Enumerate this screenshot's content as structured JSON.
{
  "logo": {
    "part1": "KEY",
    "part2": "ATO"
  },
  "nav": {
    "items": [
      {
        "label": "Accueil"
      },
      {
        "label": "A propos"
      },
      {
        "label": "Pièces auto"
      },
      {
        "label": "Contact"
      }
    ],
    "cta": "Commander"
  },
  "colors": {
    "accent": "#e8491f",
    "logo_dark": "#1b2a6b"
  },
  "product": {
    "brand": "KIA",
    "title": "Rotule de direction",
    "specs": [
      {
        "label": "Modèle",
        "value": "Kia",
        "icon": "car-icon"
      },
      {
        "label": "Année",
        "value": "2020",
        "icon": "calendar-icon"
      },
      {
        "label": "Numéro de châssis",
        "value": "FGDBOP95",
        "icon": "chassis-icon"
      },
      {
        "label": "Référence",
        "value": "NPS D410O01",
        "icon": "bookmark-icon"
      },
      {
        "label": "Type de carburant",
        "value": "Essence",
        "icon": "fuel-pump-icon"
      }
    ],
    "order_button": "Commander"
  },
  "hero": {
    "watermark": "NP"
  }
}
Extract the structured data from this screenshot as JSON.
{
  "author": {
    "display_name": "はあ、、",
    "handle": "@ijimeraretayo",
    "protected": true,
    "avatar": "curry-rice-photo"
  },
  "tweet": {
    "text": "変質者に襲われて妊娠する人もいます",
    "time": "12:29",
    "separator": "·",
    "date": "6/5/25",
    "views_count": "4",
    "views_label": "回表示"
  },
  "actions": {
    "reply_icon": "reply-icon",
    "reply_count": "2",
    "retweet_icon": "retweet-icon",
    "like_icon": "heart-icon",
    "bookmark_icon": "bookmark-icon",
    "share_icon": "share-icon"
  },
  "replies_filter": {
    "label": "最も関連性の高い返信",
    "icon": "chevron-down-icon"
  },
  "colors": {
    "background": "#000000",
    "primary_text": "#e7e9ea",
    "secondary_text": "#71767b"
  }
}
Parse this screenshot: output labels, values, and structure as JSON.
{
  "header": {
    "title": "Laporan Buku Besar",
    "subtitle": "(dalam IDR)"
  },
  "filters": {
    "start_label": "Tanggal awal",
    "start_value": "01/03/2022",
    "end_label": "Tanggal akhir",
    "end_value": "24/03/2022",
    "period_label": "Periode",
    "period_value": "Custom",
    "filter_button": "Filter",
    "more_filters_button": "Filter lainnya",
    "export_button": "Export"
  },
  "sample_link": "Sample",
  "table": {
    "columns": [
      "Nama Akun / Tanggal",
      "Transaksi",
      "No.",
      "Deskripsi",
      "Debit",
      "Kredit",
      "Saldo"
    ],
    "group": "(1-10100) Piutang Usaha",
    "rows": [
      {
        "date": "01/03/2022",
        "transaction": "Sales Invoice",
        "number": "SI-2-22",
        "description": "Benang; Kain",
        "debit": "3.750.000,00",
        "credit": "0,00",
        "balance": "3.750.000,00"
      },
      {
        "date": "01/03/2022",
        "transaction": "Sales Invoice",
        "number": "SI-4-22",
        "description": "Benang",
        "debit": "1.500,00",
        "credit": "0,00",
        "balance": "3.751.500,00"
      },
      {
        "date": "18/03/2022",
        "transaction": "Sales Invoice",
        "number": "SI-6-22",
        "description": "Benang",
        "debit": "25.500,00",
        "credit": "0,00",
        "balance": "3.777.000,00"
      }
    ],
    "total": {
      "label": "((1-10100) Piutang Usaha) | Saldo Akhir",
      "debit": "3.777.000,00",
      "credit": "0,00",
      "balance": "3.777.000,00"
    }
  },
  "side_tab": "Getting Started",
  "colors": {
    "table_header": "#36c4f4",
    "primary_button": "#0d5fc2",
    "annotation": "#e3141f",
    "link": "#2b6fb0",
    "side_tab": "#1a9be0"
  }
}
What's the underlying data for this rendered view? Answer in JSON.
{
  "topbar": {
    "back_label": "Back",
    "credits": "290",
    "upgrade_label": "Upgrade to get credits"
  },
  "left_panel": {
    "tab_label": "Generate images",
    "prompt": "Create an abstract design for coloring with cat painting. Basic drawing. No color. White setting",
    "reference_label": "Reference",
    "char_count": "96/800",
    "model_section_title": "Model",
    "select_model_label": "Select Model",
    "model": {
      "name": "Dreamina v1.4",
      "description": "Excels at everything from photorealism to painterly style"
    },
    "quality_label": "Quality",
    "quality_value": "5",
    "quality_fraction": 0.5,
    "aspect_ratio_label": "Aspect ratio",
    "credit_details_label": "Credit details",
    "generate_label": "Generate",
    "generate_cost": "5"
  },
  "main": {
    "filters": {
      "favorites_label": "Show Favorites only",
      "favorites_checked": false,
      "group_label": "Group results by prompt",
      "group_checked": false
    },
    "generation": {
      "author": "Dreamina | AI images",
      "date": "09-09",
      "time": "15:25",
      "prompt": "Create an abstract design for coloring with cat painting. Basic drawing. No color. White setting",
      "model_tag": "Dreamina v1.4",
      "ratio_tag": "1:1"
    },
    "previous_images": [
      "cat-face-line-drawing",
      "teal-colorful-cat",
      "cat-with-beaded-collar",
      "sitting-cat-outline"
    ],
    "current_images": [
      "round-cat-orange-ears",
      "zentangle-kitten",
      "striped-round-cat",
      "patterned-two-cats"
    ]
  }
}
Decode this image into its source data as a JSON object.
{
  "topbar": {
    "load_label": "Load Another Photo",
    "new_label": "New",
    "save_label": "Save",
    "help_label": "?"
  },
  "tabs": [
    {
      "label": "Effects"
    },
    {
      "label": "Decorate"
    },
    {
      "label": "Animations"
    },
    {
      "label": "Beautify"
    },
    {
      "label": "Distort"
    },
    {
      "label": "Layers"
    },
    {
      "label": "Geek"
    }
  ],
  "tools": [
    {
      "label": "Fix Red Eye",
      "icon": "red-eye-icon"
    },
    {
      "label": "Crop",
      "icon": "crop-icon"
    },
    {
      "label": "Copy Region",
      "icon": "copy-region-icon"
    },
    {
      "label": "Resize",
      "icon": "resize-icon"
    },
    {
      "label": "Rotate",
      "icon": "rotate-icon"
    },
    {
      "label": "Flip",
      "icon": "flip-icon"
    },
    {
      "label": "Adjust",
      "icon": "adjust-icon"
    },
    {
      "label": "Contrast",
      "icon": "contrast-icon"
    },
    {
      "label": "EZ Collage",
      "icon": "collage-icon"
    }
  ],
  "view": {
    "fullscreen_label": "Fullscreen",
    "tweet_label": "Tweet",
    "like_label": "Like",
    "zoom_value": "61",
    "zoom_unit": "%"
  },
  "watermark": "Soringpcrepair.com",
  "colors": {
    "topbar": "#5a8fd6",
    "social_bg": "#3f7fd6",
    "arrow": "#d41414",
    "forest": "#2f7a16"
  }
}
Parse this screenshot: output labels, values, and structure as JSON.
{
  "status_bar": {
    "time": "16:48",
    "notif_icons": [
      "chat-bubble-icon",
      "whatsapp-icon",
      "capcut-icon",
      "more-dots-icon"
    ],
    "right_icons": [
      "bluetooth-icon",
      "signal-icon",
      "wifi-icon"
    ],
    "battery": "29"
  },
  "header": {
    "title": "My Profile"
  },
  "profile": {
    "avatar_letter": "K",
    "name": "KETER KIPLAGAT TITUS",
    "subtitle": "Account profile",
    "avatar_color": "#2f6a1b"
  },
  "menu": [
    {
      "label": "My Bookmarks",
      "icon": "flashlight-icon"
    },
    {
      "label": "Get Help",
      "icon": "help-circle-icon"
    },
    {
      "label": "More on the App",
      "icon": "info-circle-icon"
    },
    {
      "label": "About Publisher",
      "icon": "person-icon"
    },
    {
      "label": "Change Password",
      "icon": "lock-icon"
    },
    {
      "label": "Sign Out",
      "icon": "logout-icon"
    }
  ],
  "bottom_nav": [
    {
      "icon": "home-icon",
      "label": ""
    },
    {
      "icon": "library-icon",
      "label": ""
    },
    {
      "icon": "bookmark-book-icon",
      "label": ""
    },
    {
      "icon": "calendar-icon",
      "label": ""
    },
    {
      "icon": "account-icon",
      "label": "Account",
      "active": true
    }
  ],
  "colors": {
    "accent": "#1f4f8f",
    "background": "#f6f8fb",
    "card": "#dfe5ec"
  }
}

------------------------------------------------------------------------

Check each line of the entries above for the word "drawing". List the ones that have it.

**Task output**.
    "prompt": "Create an abstract design for coloring with cat painting. Basic drawing. No color. White setting",
      "prompt": "Create an abstract design for coloring with cat painting. Basic drawing. No color. White setting",
      "cat-face-line-drawing",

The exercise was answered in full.